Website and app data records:
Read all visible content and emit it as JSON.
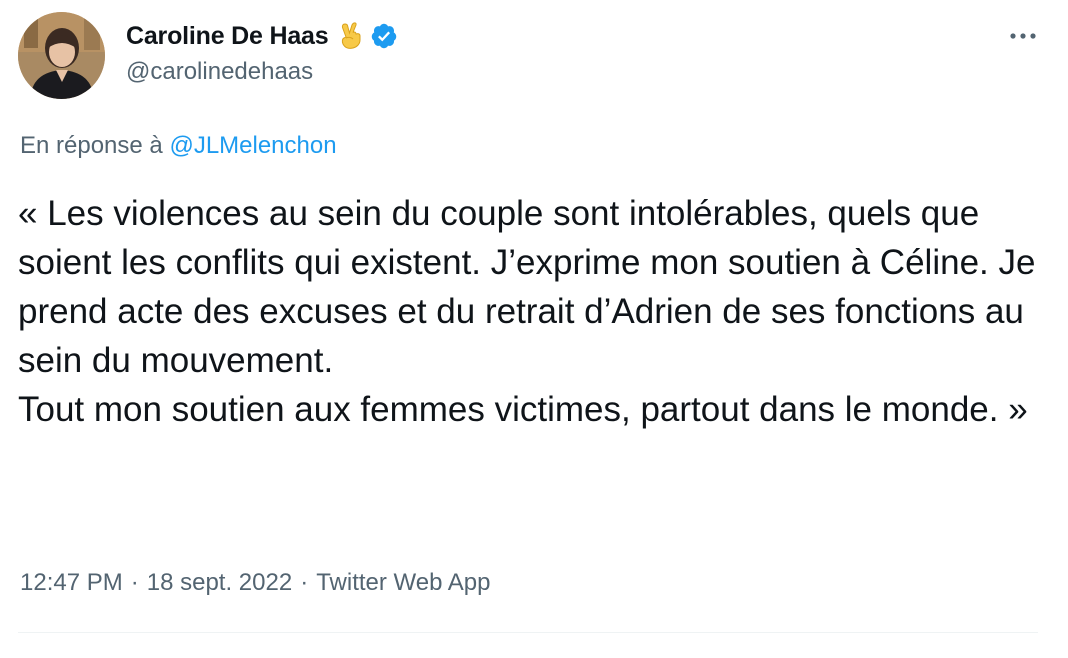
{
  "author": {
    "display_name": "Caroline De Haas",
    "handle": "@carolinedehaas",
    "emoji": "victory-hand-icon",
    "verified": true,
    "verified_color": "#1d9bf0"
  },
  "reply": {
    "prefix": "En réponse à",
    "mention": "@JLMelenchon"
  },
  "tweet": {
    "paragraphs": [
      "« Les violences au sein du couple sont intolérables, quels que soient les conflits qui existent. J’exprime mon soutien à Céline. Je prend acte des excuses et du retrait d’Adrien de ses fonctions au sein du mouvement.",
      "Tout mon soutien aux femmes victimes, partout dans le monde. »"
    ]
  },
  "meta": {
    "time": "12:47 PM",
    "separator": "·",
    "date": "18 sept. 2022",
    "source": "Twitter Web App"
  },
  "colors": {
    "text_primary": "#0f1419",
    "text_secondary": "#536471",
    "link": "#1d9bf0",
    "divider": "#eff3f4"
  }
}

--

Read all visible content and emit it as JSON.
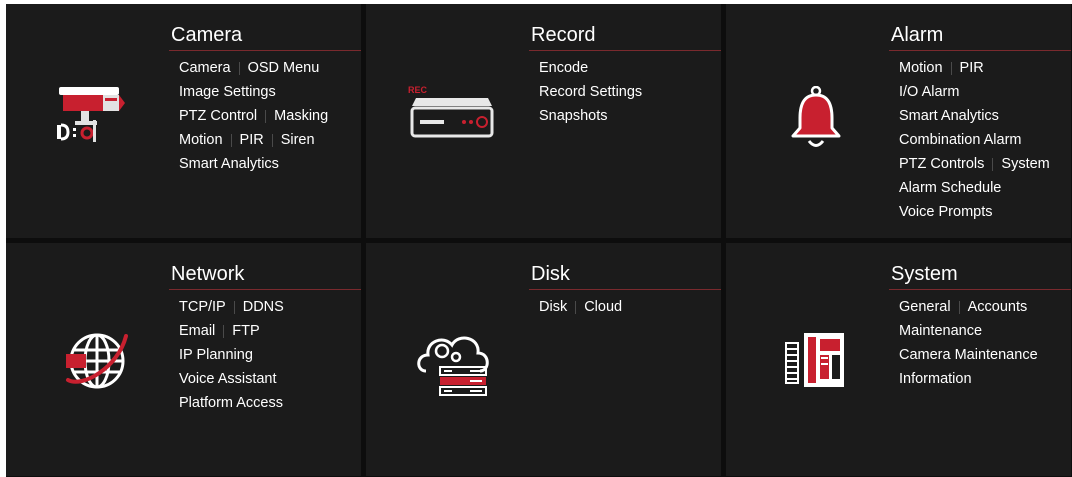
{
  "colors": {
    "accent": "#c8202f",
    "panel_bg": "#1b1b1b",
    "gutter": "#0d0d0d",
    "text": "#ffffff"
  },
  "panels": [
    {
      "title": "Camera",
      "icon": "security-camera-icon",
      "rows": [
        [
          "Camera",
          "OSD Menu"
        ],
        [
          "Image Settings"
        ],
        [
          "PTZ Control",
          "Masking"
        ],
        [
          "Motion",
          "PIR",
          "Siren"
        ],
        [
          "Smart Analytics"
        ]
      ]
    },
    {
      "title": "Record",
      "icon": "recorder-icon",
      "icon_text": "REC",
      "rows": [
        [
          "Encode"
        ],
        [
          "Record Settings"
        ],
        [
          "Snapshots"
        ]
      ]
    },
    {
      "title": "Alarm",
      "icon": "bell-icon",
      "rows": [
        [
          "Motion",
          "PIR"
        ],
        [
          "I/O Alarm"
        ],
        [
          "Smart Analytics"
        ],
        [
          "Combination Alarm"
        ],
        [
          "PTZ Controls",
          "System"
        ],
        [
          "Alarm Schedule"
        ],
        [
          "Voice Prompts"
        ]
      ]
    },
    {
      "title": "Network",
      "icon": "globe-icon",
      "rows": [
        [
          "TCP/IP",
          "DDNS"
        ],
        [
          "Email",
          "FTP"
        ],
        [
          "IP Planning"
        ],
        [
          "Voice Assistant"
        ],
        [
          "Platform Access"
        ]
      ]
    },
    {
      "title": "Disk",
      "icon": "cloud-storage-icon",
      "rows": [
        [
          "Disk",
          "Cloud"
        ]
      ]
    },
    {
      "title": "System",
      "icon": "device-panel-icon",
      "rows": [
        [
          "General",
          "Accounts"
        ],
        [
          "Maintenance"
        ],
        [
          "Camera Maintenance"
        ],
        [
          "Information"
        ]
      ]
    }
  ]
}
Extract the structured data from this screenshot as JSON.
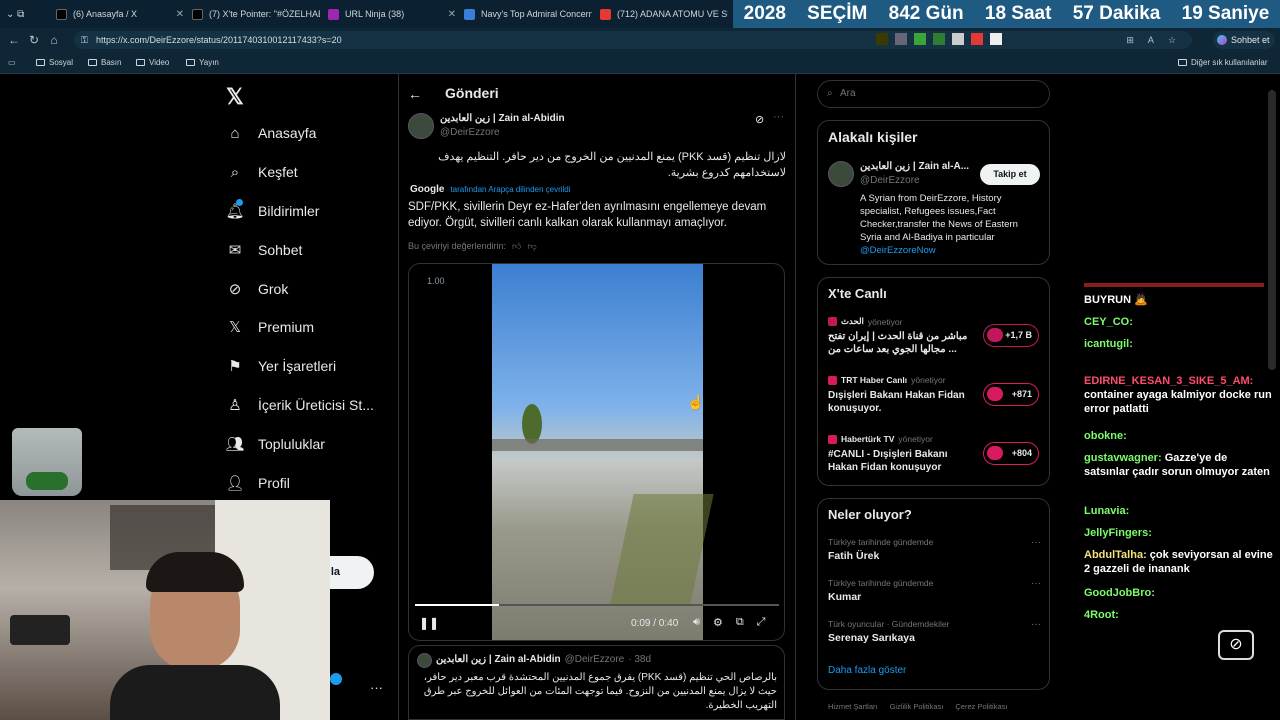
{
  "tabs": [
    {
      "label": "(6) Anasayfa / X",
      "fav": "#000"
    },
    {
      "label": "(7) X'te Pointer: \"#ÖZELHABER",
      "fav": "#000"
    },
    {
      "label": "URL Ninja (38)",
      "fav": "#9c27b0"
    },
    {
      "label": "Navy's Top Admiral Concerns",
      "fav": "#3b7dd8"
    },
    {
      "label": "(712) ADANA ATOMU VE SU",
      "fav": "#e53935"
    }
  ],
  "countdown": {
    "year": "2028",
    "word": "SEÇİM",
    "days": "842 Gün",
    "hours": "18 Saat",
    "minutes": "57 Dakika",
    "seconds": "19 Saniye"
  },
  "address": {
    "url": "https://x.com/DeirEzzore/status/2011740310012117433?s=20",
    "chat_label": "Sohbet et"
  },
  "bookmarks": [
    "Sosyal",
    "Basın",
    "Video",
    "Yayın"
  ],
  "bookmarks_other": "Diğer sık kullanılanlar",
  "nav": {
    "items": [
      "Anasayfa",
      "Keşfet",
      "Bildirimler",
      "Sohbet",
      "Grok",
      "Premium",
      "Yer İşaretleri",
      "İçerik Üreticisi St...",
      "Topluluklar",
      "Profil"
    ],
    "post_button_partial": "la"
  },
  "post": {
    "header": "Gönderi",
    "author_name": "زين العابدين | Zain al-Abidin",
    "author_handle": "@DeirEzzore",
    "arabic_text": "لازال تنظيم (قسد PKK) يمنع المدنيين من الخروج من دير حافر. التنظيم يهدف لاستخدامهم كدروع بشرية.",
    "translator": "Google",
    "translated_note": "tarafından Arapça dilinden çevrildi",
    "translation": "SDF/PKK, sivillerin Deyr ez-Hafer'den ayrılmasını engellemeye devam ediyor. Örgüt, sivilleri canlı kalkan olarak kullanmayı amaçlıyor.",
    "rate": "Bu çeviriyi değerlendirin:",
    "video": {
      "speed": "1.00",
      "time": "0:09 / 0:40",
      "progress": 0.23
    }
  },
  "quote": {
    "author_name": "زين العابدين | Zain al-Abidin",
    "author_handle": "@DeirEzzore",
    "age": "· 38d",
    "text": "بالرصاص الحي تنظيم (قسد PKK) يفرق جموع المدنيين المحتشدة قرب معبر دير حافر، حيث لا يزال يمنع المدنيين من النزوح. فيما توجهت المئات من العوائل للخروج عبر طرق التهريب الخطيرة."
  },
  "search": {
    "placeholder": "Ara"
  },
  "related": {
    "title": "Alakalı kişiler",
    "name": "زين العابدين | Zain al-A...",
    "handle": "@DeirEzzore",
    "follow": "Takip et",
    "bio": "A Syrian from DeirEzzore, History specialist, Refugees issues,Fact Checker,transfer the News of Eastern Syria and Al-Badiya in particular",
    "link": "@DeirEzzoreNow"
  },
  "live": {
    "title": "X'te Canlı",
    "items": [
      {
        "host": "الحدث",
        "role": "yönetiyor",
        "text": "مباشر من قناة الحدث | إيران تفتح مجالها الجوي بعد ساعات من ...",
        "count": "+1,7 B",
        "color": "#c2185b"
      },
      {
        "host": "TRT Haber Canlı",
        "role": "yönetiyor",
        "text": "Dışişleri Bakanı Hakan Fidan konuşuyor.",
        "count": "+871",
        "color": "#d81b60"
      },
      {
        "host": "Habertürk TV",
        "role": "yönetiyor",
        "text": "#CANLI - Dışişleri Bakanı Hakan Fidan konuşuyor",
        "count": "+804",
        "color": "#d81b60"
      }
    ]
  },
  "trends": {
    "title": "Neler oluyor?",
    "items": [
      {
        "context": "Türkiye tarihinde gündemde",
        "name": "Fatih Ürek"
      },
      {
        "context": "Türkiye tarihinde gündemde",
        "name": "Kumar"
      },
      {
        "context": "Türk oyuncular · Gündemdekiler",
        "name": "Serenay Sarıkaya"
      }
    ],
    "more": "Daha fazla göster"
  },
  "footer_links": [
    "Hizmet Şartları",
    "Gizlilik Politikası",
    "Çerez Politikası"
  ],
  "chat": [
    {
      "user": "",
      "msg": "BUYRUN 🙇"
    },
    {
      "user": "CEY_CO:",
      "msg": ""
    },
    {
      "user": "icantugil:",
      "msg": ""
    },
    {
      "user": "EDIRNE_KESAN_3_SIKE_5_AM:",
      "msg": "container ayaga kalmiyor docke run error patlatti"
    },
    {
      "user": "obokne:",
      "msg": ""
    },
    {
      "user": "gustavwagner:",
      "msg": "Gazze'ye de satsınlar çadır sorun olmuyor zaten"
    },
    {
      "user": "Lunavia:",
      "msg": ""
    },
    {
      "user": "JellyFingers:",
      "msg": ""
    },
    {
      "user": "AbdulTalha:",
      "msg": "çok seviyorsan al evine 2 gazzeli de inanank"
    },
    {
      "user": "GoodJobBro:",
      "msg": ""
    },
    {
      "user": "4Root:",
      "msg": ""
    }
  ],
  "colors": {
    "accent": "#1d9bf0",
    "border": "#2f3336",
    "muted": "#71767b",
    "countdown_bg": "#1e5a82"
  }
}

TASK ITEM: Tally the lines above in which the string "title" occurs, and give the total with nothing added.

THE ANSWER: 9